Review: Xiaomi Mi A2 improves on its predecessor: Page 2 of 2
By Edwin Yapp September 26, 2018
Battery and performance
For a budget phone, the Mi A2 does well in terms of battery longevity. I attribute this to the fact that it not only has a sizable 3,000mAH battery but the fact that it runs Android One.
Just to be clear; Android One is a programme launched by Google Inc to give manufacturers of smartphones the option of using a pure Android operating system, thus giving it parity with Google’s own smartphones.
What this means practically is that the Mi A2 comes already equipped with the latest Android iteration, which is Android Oreo 8.1, which boasts an experience that is devoid of unnecessary clutter and bloatware. It will also be compatible with Android P (Pie) upgrades in time to come.
Android One users also gets the added benefit of getting updates much sooner than most other vendors such as Samsung or Huawei.
Readers would know that I favour the stock Android feel and so the A2 feels great for me to use. Personally, I do think the Oxygen OS on the OnePlus, like the recent OnePlus 6 I reviewed, gives better customisations such as gestures and themes, but the Android One performs well here too.

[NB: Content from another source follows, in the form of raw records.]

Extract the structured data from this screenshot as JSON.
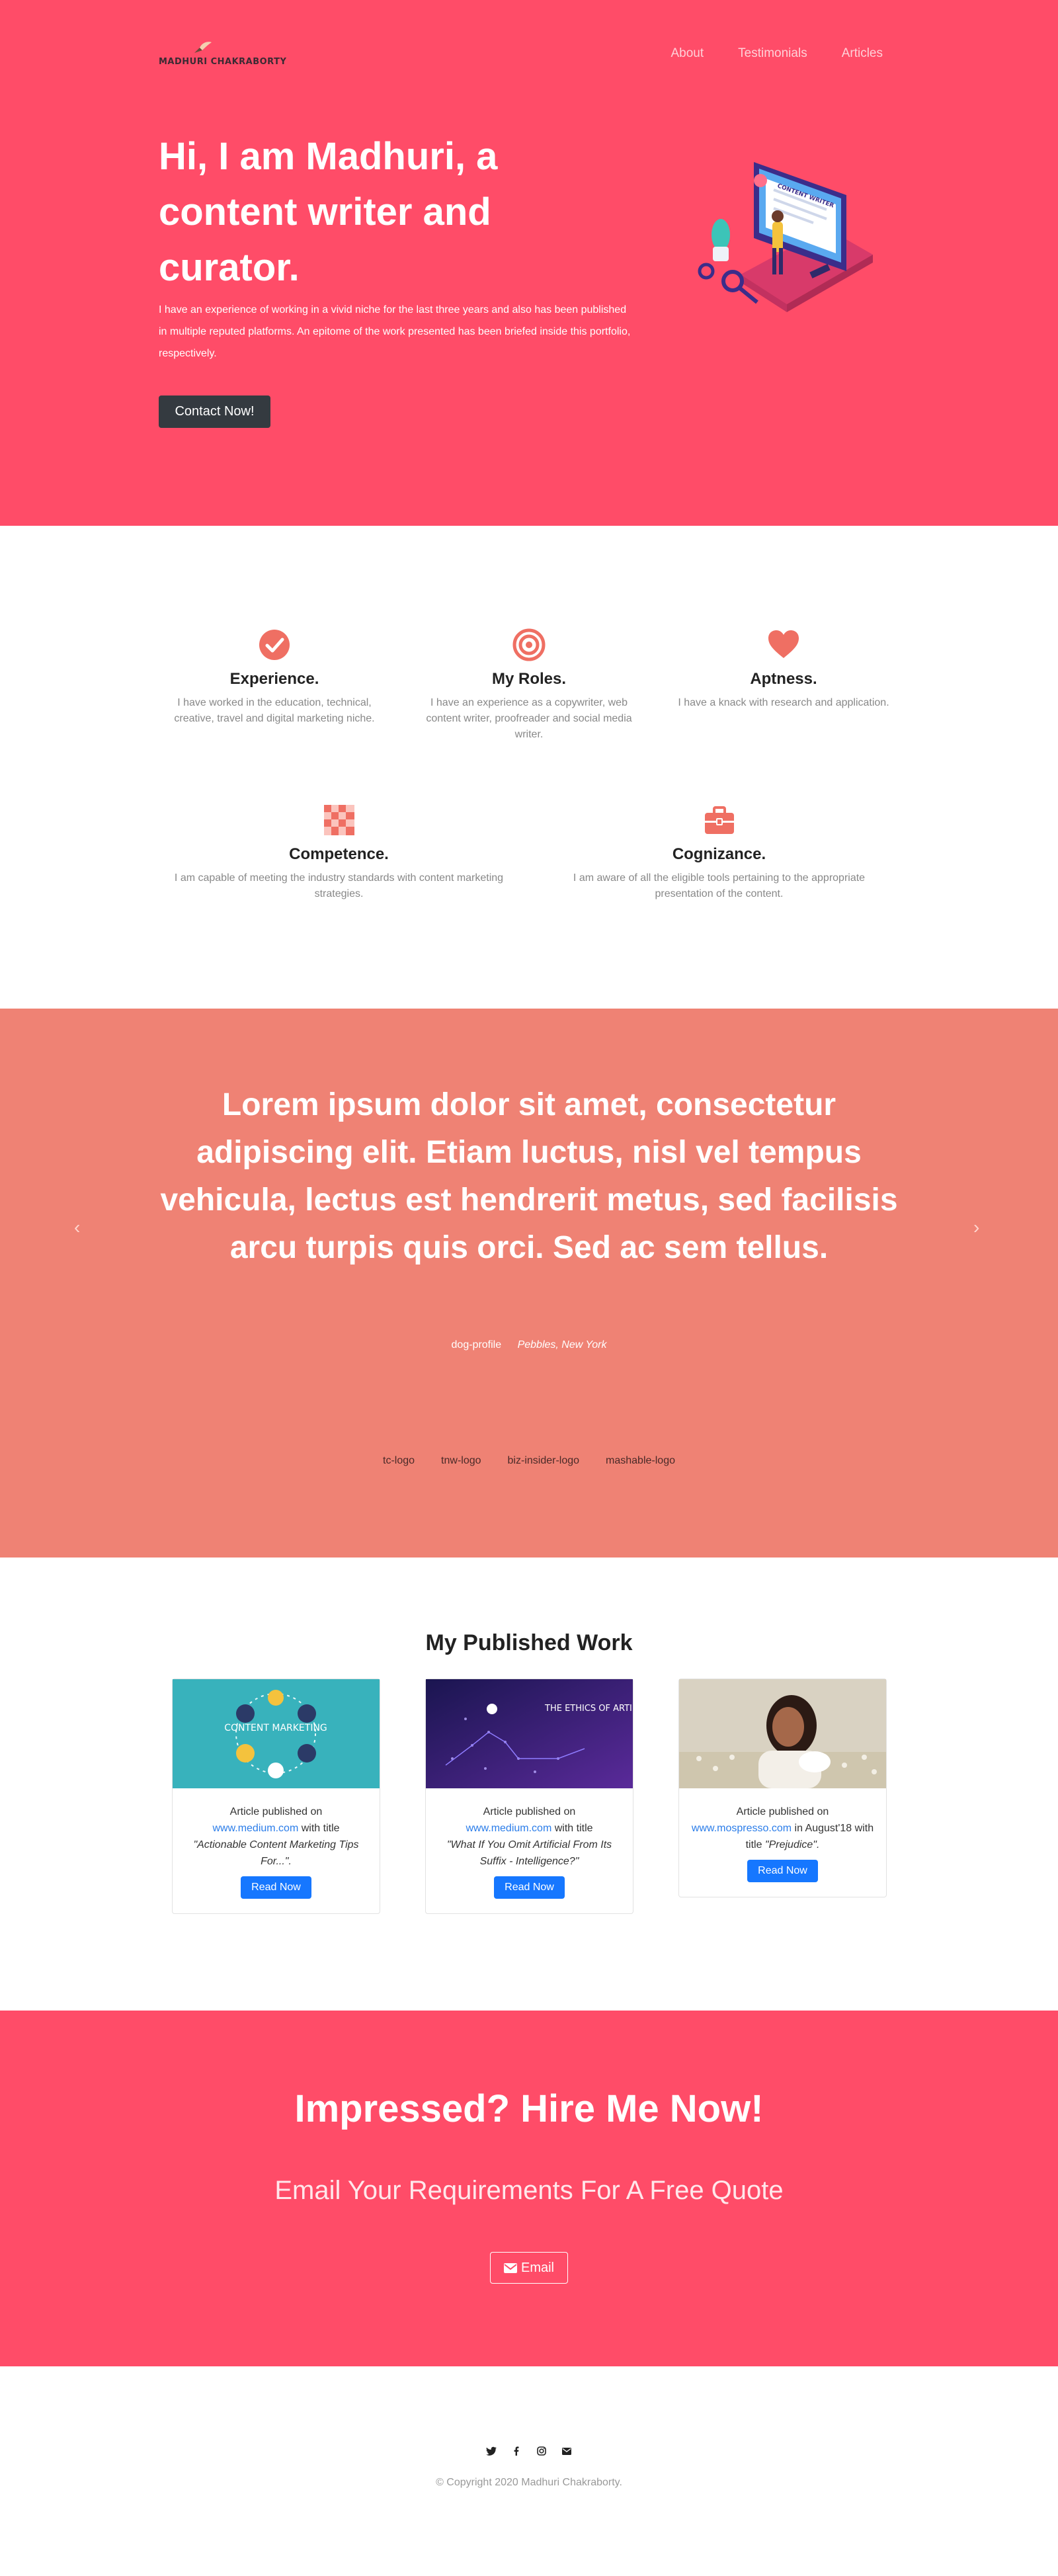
{
  "colors": {
    "hero_bg": "#ff4c68",
    "accent_icon": "#ef6f63",
    "testimonial_bg": "#ef8274",
    "button_dark": "#343a40",
    "button_blue": "#1677ff",
    "link": "#2b7de9"
  },
  "header": {
    "logo_text": "MADHURI CHAKRABORTY",
    "nav": [
      "About",
      "Testimonials",
      "Articles"
    ]
  },
  "hero": {
    "title": "Hi, I am Madhuri, a content writer and curator.",
    "description": "I have an experience of working in a vivid niche for the last three years and also has been published in multiple reputed platforms. An epitome of the work presented has been briefed inside this portfolio, respectively.",
    "cta": "Contact Now!",
    "illustration_caption": "CONTENT WRITER"
  },
  "features": [
    {
      "icon": "check-circle-icon",
      "title": "Experience.",
      "desc": "I have worked in the education, technical, creative, travel and digital marketing niche."
    },
    {
      "icon": "target-icon",
      "title": "My Roles.",
      "desc": "I have an experience as a copywriter, web content writer, proofreader and social media writer."
    },
    {
      "icon": "heart-icon",
      "title": "Aptness.",
      "desc": "I have a knack with research and application."
    },
    {
      "icon": "chess-board-icon",
      "title": "Competence.",
      "desc": "I am capable of meeting the industry standards with content marketing strategies."
    },
    {
      "icon": "toolbox-icon",
      "title": "Cognizance.",
      "desc": "I am aware of all the eligible tools pertaining to the appropriate presentation of the content."
    }
  ],
  "testimonial": {
    "quote": "Lorem ipsum dolor sit amet, consectetur adipiscing elit. Etiam luctus, nisl vel tempus vehicula, lectus est hendrerit metus, sed facilisis arcu turpis quis orci. Sed ac sem tellus.",
    "photo_alt": "dog-profile",
    "name": "Pebbles, New York",
    "prev_icon": "chevron-left-icon",
    "next_icon": "chevron-right-icon",
    "press_logos": [
      "tc-logo",
      "tnw-logo",
      "biz-insider-logo",
      "mashable-logo"
    ]
  },
  "published": {
    "heading": "My Published Work",
    "cards": [
      {
        "prefix": "Article published on",
        "link": "www.medium.com",
        "mid": "with title",
        "title": "\"Actionable Content Marketing Tips For...\".",
        "button": "Read Now",
        "image_text": "CONTENT MARKETING"
      },
      {
        "prefix": "Article published on",
        "link": "www.medium.com",
        "mid": "with title",
        "title": "\"What If You Omit Artificial From Its Suffix - Intelligence?\"",
        "button": "Read Now",
        "image_text": "THE ETHICS OF ARTIFICIAL INTELLIGENCE"
      },
      {
        "prefix": "Article published on",
        "link": "www.mospresso.com",
        "mid": "in August'18 with title",
        "title": "\"Prejudice\".",
        "button": "Read Now"
      }
    ]
  },
  "hire": {
    "title": "Impressed? Hire Me Now!",
    "subtitle": "Email Your Requirements For A Free Quote",
    "button": "Email"
  },
  "footer": {
    "social": [
      "twitter-icon",
      "facebook-icon",
      "instagram-icon",
      "envelope-icon"
    ],
    "copyright": "© Copyright 2020 Madhuri Chakraborty."
  }
}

From a benchmark standpoint, here are the figures. Using Geekbench 4.0, single-core scores were 1,637 while multi-core scores were 4,783. With 3DMark Sling Shot Extreme, it was 1,276, which is decent for the graphics performance.
The results aren’t too bad, as the other Android One smartphone I reviewed in July, the Nokia 7, came in with scores from Geekbench 4.2 at 1,585 for single core mode, while multicore mode scored 5,781. As for AnTuTu, the Mi A2 came in at 130,955, slightly lower than Nokia 7’s 139,245.

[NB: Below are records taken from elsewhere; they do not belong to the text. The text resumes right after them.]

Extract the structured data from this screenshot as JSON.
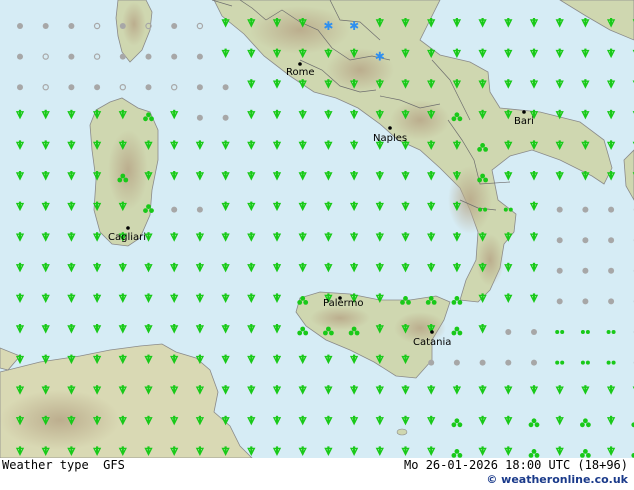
{
  "map": {
    "cities": [
      {
        "id": "rome",
        "name": "Rome"
      },
      {
        "id": "naples",
        "name": "Naples"
      },
      {
        "id": "bari",
        "name": "Bari"
      },
      {
        "id": "cagliari",
        "name": "Cagliari"
      },
      {
        "id": "palermo",
        "name": "Palermo"
      },
      {
        "id": "catania",
        "name": "Catania"
      }
    ],
    "symbol_legend": {
      "rain": "rain-icon",
      "showers": "showers-icon",
      "snow": "snow-icon",
      "drizzle": "drizzle-icon",
      "cloudy": "cloudy-icon"
    },
    "colors": {
      "sea": "#d6ecf5",
      "land": "#d2dbb4",
      "rain": "#19c919",
      "snow": "#2e8ff0",
      "cloud": "#a7a7a7"
    }
  },
  "footer": {
    "title": "Weather type",
    "model": "GFS",
    "valid_time": "Mo 26-01-2026 18:00 UTC (18+96)",
    "copyright": "© weatheronline.co.uk"
  }
}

On a day-to-day use, everything was good. There was no visible lag, and every app I used while multitasking was working properly. Battery performance is also OK. You can easily get through the day with a relatively heavy use. Screen on time is five hours from 100% to 1%.
Audio performance was OK, loud enough for viewing but not as good quality as the other smartphones I’ve tested in the past. But it’s better than the Nokia 7, given that it’s in the same range.
The real shine was for me in the Android One performance. Snappy and not bloated, the stock Android feel brought out a lot of the characteristics that other smartphone lacked in this area, IMHO.
Camera and video
This is one area that’s often tough to improve on over one’s predecessor. The Mi A1’s phone was pretty decent already, offering detailed and contrasting images as long as there is plenty of light. There wasn’t however auto HDR, which is now standard in the Mi A2, so this is one up on the A1.
Apart from the auto HDR, picture quality has also improved, due to the more megapixel, focal length and sensor size specifications. All these bumps have made the Mi A2 a very good camera in this price range. Selfie shots were also acceptable, and in fact quite good, given it’s 20MP specification.
The camera app is also decent and quite easy to use, thanks to the simplified organisation within the app. All you have to do to change modes is to either swipe left or right to get the mode you want. Swipe right to the end, you’ll also get the manual mode, which allows you to fine tune settings should you want to.
Portrait modes are the in thing today. Basically, the object focused on is brought up closer and more pronounced by increasing the bokeh effect using depth data from the second camera. The Mi A2 does well here, even sometimes being able to show this effect without the use of portrait mode.
Low-light photography was also quite good. While not quite being able to challenge the detail from the high-end phones, such as the recent OnePlus 6 I reviewed, I did find the low light acceptable.
Videos are recorded with various resolutions: [email protected], [email protected] (gyro-EIS), [email protected] My test indicated they were alright, and including the slow motion function. It doesn’t rival the top end, as expected, but it’s acceptable.
Who is the Xiaomi Mi A2 for, you might ask? The straightforward answer to that is that it’s for those who want a fairly high-end specification smartphone and yet prefer the stock Android feel.
Compared for example to the more expensive Huawei Honor 10, which may perform on paper better than the Mi A2, I would prefer the latter as the back-to-basics features works better for me, rather than one that has fancier features such as AI-camera.
The design and build of the Mi A2 is premium enough to be considered a high-end device without having to pay an arm and leg for it. Performance-wise, it has the balance of a good processor, enough memory, good camera, and long battery life.
Yes, some may complain about the absence of NFC and the phone jack, for which I would argue that it’s something that more and more consumers would have to get used to, as this is the trend for the future.
All in all, if you’re in the market for a budget smartphone, I would wholeheartedly recommend buying the Xiaomi Mi A2.